Activity:
Using the records below, filter out every line that lacks "John" and copy the rest.
------ Provided records ------
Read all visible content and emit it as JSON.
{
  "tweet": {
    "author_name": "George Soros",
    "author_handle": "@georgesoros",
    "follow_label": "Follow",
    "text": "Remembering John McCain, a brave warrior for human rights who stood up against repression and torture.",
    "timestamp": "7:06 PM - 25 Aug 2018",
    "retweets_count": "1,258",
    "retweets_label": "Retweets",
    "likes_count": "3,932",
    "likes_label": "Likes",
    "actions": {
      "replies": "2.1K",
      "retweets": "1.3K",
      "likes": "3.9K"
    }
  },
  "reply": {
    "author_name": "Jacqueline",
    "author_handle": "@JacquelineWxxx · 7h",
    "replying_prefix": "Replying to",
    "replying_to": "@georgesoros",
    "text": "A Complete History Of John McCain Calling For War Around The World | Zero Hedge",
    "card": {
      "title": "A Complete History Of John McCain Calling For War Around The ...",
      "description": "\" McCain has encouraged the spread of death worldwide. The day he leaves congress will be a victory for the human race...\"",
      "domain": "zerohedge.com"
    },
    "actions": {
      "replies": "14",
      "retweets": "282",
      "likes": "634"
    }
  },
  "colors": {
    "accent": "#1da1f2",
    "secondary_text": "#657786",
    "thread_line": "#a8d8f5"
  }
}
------
Result below:
    "text": "Remembering John McCain, a brave warrior for human rights who stood up against repression and torture.",
    "text": "A Complete History Of John McCain Calling For War Around The World | Zero Hedge",
      "title": "A Complete History Of John McCain Calling For War Around The ...",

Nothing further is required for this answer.